§ **DESCRIPTION OF THE TASK**
Within the records below, find each line with the word "title" and copy it out.

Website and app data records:
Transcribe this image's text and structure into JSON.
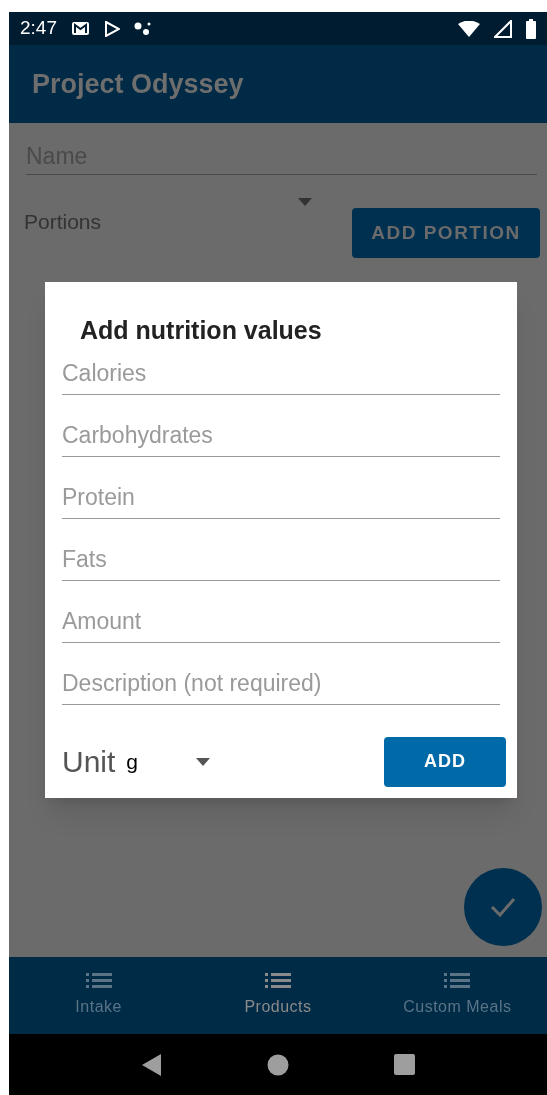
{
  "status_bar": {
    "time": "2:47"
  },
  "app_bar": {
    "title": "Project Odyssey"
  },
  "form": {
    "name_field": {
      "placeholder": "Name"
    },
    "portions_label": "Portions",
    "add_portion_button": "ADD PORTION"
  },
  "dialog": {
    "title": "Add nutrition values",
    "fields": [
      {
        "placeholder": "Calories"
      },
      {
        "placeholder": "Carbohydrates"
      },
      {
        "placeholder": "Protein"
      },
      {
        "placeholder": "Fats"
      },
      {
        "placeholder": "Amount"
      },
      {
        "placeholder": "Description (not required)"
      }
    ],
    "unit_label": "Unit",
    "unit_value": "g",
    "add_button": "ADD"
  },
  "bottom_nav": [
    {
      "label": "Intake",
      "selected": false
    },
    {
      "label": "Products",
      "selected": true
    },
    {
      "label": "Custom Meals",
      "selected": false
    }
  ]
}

§ **EXERCISE SOLUTION**
    "title": "Project Odyssey"
    "title": "Add nutrition values",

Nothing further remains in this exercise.